> **Requirement**
Filter the listing for lines containing "cleaning".

> **Available data**
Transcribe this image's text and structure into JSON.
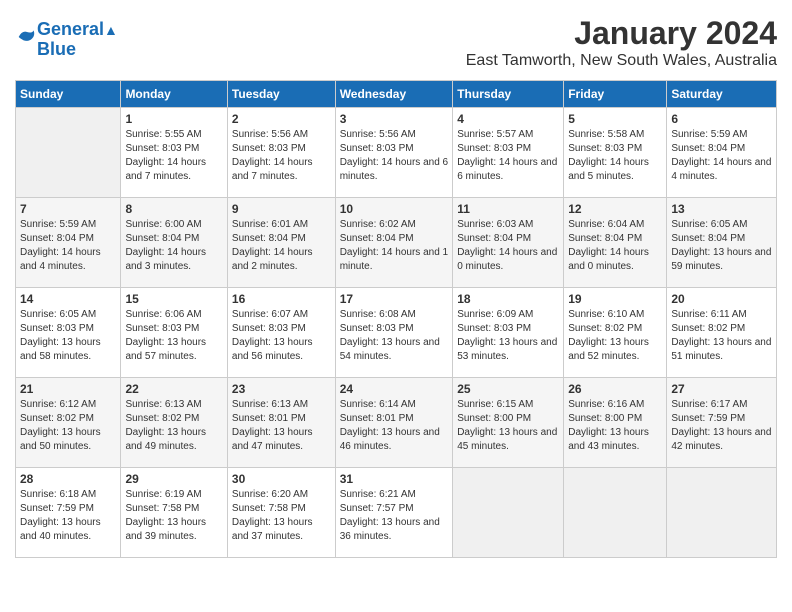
{
  "header": {
    "logo_line1": "General",
    "logo_line2": "Blue",
    "title": "January 2024",
    "subtitle": "East Tamworth, New South Wales, Australia"
  },
  "days_of_week": [
    "Sunday",
    "Monday",
    "Tuesday",
    "Wednesday",
    "Thursday",
    "Friday",
    "Saturday"
  ],
  "weeks": [
    [
      {
        "day": "",
        "sunrise": "",
        "sunset": "",
        "daylight": ""
      },
      {
        "day": "1",
        "sunrise": "Sunrise: 5:55 AM",
        "sunset": "Sunset: 8:03 PM",
        "daylight": "Daylight: 14 hours and 7 minutes."
      },
      {
        "day": "2",
        "sunrise": "Sunrise: 5:56 AM",
        "sunset": "Sunset: 8:03 PM",
        "daylight": "Daylight: 14 hours and 7 minutes."
      },
      {
        "day": "3",
        "sunrise": "Sunrise: 5:56 AM",
        "sunset": "Sunset: 8:03 PM",
        "daylight": "Daylight: 14 hours and 6 minutes."
      },
      {
        "day": "4",
        "sunrise": "Sunrise: 5:57 AM",
        "sunset": "Sunset: 8:03 PM",
        "daylight": "Daylight: 14 hours and 6 minutes."
      },
      {
        "day": "5",
        "sunrise": "Sunrise: 5:58 AM",
        "sunset": "Sunset: 8:03 PM",
        "daylight": "Daylight: 14 hours and 5 minutes."
      },
      {
        "day": "6",
        "sunrise": "Sunrise: 5:59 AM",
        "sunset": "Sunset: 8:04 PM",
        "daylight": "Daylight: 14 hours and 4 minutes."
      }
    ],
    [
      {
        "day": "7",
        "sunrise": "Sunrise: 5:59 AM",
        "sunset": "Sunset: 8:04 PM",
        "daylight": "Daylight: 14 hours and 4 minutes."
      },
      {
        "day": "8",
        "sunrise": "Sunrise: 6:00 AM",
        "sunset": "Sunset: 8:04 PM",
        "daylight": "Daylight: 14 hours and 3 minutes."
      },
      {
        "day": "9",
        "sunrise": "Sunrise: 6:01 AM",
        "sunset": "Sunset: 8:04 PM",
        "daylight": "Daylight: 14 hours and 2 minutes."
      },
      {
        "day": "10",
        "sunrise": "Sunrise: 6:02 AM",
        "sunset": "Sunset: 8:04 PM",
        "daylight": "Daylight: 14 hours and 1 minute."
      },
      {
        "day": "11",
        "sunrise": "Sunrise: 6:03 AM",
        "sunset": "Sunset: 8:04 PM",
        "daylight": "Daylight: 14 hours and 0 minutes."
      },
      {
        "day": "12",
        "sunrise": "Sunrise: 6:04 AM",
        "sunset": "Sunset: 8:04 PM",
        "daylight": "Daylight: 14 hours and 0 minutes."
      },
      {
        "day": "13",
        "sunrise": "Sunrise: 6:05 AM",
        "sunset": "Sunset: 8:04 PM",
        "daylight": "Daylight: 13 hours and 59 minutes."
      }
    ],
    [
      {
        "day": "14",
        "sunrise": "Sunrise: 6:05 AM",
        "sunset": "Sunset: 8:03 PM",
        "daylight": "Daylight: 13 hours and 58 minutes."
      },
      {
        "day": "15",
        "sunrise": "Sunrise: 6:06 AM",
        "sunset": "Sunset: 8:03 PM",
        "daylight": "Daylight: 13 hours and 57 minutes."
      },
      {
        "day": "16",
        "sunrise": "Sunrise: 6:07 AM",
        "sunset": "Sunset: 8:03 PM",
        "daylight": "Daylight: 13 hours and 56 minutes."
      },
      {
        "day": "17",
        "sunrise": "Sunrise: 6:08 AM",
        "sunset": "Sunset: 8:03 PM",
        "daylight": "Daylight: 13 hours and 54 minutes."
      },
      {
        "day": "18",
        "sunrise": "Sunrise: 6:09 AM",
        "sunset": "Sunset: 8:03 PM",
        "daylight": "Daylight: 13 hours and 53 minutes."
      },
      {
        "day": "19",
        "sunrise": "Sunrise: 6:10 AM",
        "sunset": "Sunset: 8:02 PM",
        "daylight": "Daylight: 13 hours and 52 minutes."
      },
      {
        "day": "20",
        "sunrise": "Sunrise: 6:11 AM",
        "sunset": "Sunset: 8:02 PM",
        "daylight": "Daylight: 13 hours and 51 minutes."
      }
    ],
    [
      {
        "day": "21",
        "sunrise": "Sunrise: 6:12 AM",
        "sunset": "Sunset: 8:02 PM",
        "daylight": "Daylight: 13 hours and 50 minutes."
      },
      {
        "day": "22",
        "sunrise": "Sunrise: 6:13 AM",
        "sunset": "Sunset: 8:02 PM",
        "daylight": "Daylight: 13 hours and 49 minutes."
      },
      {
        "day": "23",
        "sunrise": "Sunrise: 6:13 AM",
        "sunset": "Sunset: 8:01 PM",
        "daylight": "Daylight: 13 hours and 47 minutes."
      },
      {
        "day": "24",
        "sunrise": "Sunrise: 6:14 AM",
        "sunset": "Sunset: 8:01 PM",
        "daylight": "Daylight: 13 hours and 46 minutes."
      },
      {
        "day": "25",
        "sunrise": "Sunrise: 6:15 AM",
        "sunset": "Sunset: 8:00 PM",
        "daylight": "Daylight: 13 hours and 45 minutes."
      },
      {
        "day": "26",
        "sunrise": "Sunrise: 6:16 AM",
        "sunset": "Sunset: 8:00 PM",
        "daylight": "Daylight: 13 hours and 43 minutes."
      },
      {
        "day": "27",
        "sunrise": "Sunrise: 6:17 AM",
        "sunset": "Sunset: 7:59 PM",
        "daylight": "Daylight: 13 hours and 42 minutes."
      }
    ],
    [
      {
        "day": "28",
        "sunrise": "Sunrise: 6:18 AM",
        "sunset": "Sunset: 7:59 PM",
        "daylight": "Daylight: 13 hours and 40 minutes."
      },
      {
        "day": "29",
        "sunrise": "Sunrise: 6:19 AM",
        "sunset": "Sunset: 7:58 PM",
        "daylight": "Daylight: 13 hours and 39 minutes."
      },
      {
        "day": "30",
        "sunrise": "Sunrise: 6:20 AM",
        "sunset": "Sunset: 7:58 PM",
        "daylight": "Daylight: 13 hours and 37 minutes."
      },
      {
        "day": "31",
        "sunrise": "Sunrise: 6:21 AM",
        "sunset": "Sunset: 7:57 PM",
        "daylight": "Daylight: 13 hours and 36 minutes."
      },
      {
        "day": "",
        "sunrise": "",
        "sunset": "",
        "daylight": ""
      },
      {
        "day": "",
        "sunrise": "",
        "sunset": "",
        "daylight": ""
      },
      {
        "day": "",
        "sunrise": "",
        "sunset": "",
        "daylight": ""
      }
    ]
  ]
}
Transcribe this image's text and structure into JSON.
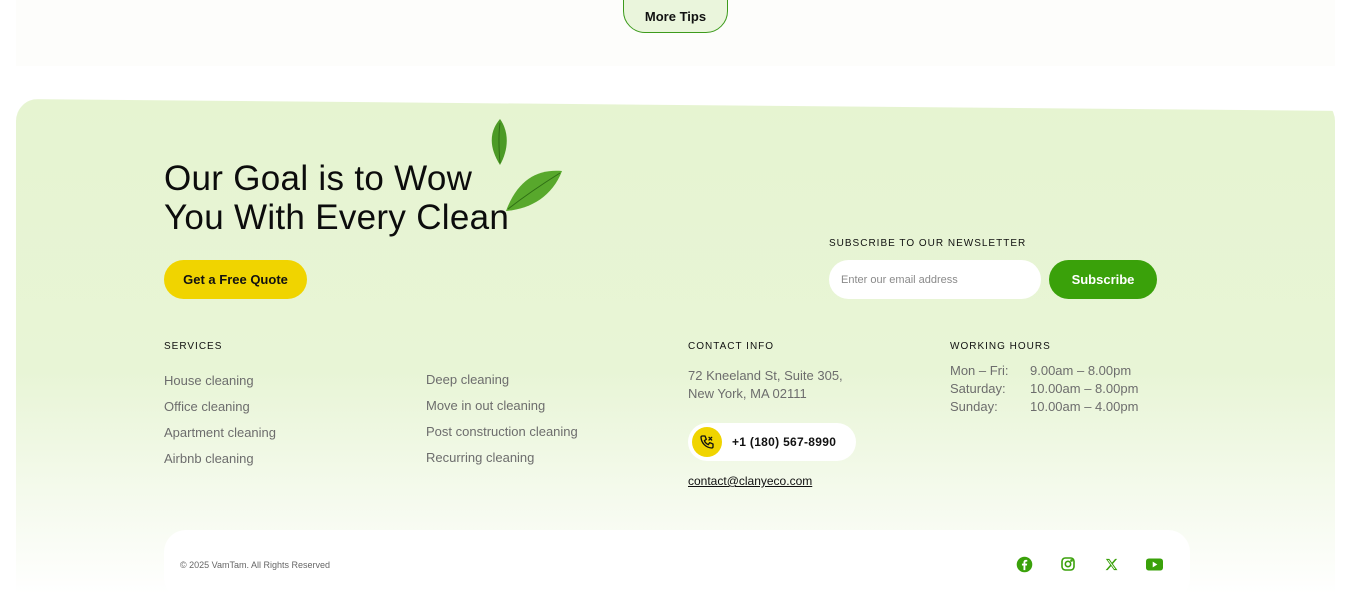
{
  "top": {
    "more_tips_label": "More Tips"
  },
  "hero": {
    "headline_line1": "Our Goal is to Wow",
    "headline_line2": "You With Every Clean",
    "quote_button": "Get a Free Quote"
  },
  "newsletter": {
    "label": "SUBSCRIBE TO OUR NEWSLETTER",
    "placeholder": "Enter our email address",
    "button": "Subscribe"
  },
  "services": {
    "title": "SERVICES",
    "col1": [
      "House cleaning",
      "Office cleaning",
      "Apartment cleaning",
      "Airbnb cleaning"
    ],
    "col2": [
      "Deep cleaning",
      "Move in out cleaning",
      "Post construction cleaning",
      "Recurring cleaning"
    ]
  },
  "contact": {
    "title": "CONTACT INFO",
    "address_line1": "72 Kneeland St, Suite 305,",
    "address_line2": "New York, MA 02111",
    "phone": "+1 (180) 567-8990",
    "email": "contact@clanyeco.com",
    "phone_icon": "phone-icon"
  },
  "hours": {
    "title": "WORKING HOURS",
    "rows": [
      {
        "day": "Mon – Fri:",
        "time": "9.00am – 8.00pm"
      },
      {
        "day": "Saturday:",
        "time": "10.00am – 8.00pm"
      },
      {
        "day": "Sunday:",
        "time": "10.00am – 4.00pm"
      }
    ]
  },
  "bottom": {
    "copyright": "© 2025 VamTam. All Rights Reserved",
    "social": [
      "facebook-icon",
      "instagram-icon",
      "x-icon",
      "youtube-icon"
    ]
  },
  "colors": {
    "accent_green": "#3aa10a",
    "accent_yellow": "#f0d400",
    "footer_bg": "#e6f4d1"
  }
}
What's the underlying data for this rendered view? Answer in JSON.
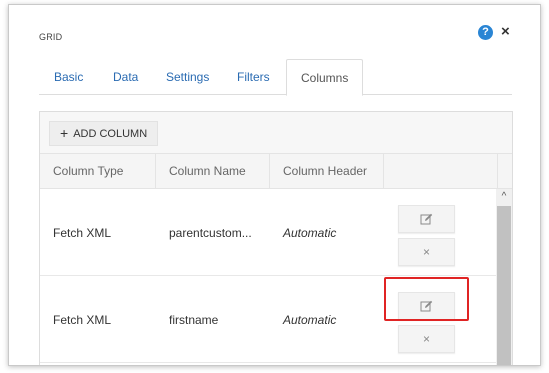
{
  "dialog": {
    "title": "GRID",
    "help_icon": "?",
    "close_icon": "×"
  },
  "tabs": [
    {
      "label": "Basic"
    },
    {
      "label": "Data"
    },
    {
      "label": "Settings"
    },
    {
      "label": "Filters"
    },
    {
      "label": "Columns",
      "active": true
    }
  ],
  "toolbar": {
    "add_column_label": "ADD COLUMN",
    "add_icon": "+"
  },
  "table": {
    "headers": [
      "Column Type",
      "Column Name",
      "Column Header"
    ],
    "rows": [
      {
        "type": "Fetch XML",
        "name": "parentcustom...",
        "header": "Automatic"
      },
      {
        "type": "Fetch XML",
        "name": "firstname",
        "header": "Automatic"
      }
    ],
    "edit_icon": "edit-icon",
    "delete_icon": "×"
  },
  "scrollbar": {
    "up_arrow": "^"
  },
  "colors": {
    "accent": "#2a6bb2",
    "help": "#2a85d4",
    "highlight": "#e02424"
  }
}
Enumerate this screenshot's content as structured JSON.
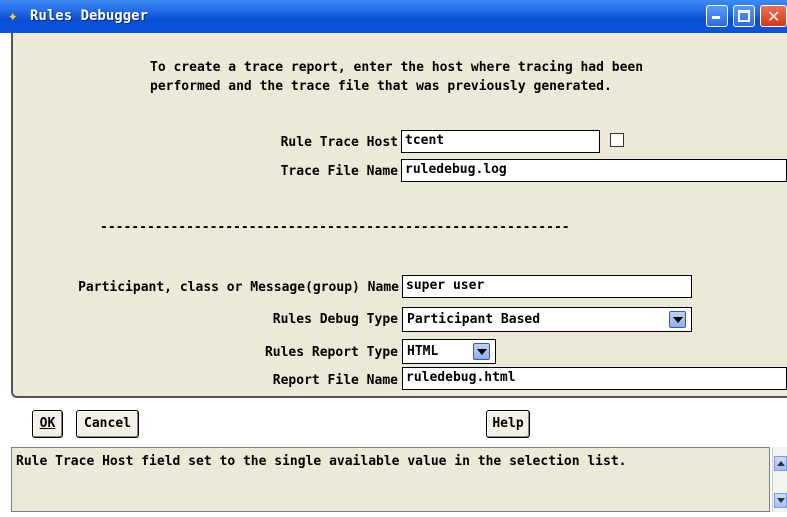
{
  "window": {
    "title": "Rules Debugger",
    "app_icon": "rules-debugger-icon",
    "controls": [
      "minimize-icon",
      "maximize-icon",
      "close-icon"
    ]
  },
  "description": {
    "line1": "To create a trace report, enter the host where tracing had been",
    "line2": "performed and the trace file that was previously generated."
  },
  "trace": {
    "host_label": "Rule Trace Host",
    "host_value": "tcent",
    "host_checked": false,
    "file_label": "Trace File Name",
    "file_value": "ruledebug.log"
  },
  "separator": "------------------------------------------------------------",
  "debug": {
    "name_label": "Participant, class or Message(group) Name",
    "name_value": "super user",
    "type_label": "Rules Debug Type",
    "type_value": "Participant Based",
    "report_type_label": "Rules Report Type",
    "report_type_value": "HTML",
    "report_file_label": "Report File Name",
    "report_file_value": "ruledebug.html"
  },
  "buttons": {
    "ok": "OK",
    "cancel": "Cancel",
    "help": "Help"
  },
  "status_message": "Rule Trace Host field set to the single available value in the selection list."
}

> **Response area**
      "House cleaning",
      "Office cleaning",
      "Apartment cleaning",
      "Airbnb cleaning"
      "Deep cleaning",
      "Move in out cleaning",
      "Post construction cleaning",
      "Recurring cleaning"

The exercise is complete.